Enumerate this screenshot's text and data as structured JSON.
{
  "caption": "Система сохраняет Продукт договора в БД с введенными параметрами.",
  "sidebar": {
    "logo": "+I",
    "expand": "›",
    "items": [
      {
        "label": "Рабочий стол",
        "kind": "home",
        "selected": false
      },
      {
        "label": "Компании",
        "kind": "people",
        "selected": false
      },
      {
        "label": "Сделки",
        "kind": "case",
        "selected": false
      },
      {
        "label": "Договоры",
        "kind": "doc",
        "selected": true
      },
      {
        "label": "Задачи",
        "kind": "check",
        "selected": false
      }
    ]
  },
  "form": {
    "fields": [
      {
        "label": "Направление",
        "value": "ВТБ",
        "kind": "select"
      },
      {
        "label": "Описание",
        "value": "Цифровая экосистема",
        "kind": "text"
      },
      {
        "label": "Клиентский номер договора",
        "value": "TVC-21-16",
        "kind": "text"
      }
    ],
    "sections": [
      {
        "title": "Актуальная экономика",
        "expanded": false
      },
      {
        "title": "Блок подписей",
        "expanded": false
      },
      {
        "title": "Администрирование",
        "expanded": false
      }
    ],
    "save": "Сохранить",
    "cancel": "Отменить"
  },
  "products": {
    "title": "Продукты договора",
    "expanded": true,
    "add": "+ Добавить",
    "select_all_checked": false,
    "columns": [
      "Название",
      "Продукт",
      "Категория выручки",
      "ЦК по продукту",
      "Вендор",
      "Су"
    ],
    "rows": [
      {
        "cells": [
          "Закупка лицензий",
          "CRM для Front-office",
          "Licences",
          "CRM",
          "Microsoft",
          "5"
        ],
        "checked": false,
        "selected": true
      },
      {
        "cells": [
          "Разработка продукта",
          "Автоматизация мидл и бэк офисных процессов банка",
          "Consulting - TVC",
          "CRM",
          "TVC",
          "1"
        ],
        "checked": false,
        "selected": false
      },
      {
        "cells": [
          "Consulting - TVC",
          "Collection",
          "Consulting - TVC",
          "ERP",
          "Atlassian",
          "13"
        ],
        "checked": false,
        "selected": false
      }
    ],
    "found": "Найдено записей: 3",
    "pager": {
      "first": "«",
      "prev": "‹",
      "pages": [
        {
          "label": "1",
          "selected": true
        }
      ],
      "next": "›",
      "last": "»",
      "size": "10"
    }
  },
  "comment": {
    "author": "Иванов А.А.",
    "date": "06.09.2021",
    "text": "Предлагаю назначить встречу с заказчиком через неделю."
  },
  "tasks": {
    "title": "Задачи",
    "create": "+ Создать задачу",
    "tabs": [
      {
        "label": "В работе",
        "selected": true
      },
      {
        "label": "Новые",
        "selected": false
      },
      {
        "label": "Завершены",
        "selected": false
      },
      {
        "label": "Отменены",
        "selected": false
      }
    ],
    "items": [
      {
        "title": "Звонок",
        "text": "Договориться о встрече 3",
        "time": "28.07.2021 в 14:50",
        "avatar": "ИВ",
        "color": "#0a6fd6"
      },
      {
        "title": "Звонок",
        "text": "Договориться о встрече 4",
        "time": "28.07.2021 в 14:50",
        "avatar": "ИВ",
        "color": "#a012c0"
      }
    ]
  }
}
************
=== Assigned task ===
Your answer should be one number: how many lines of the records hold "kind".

=== Response below ===
8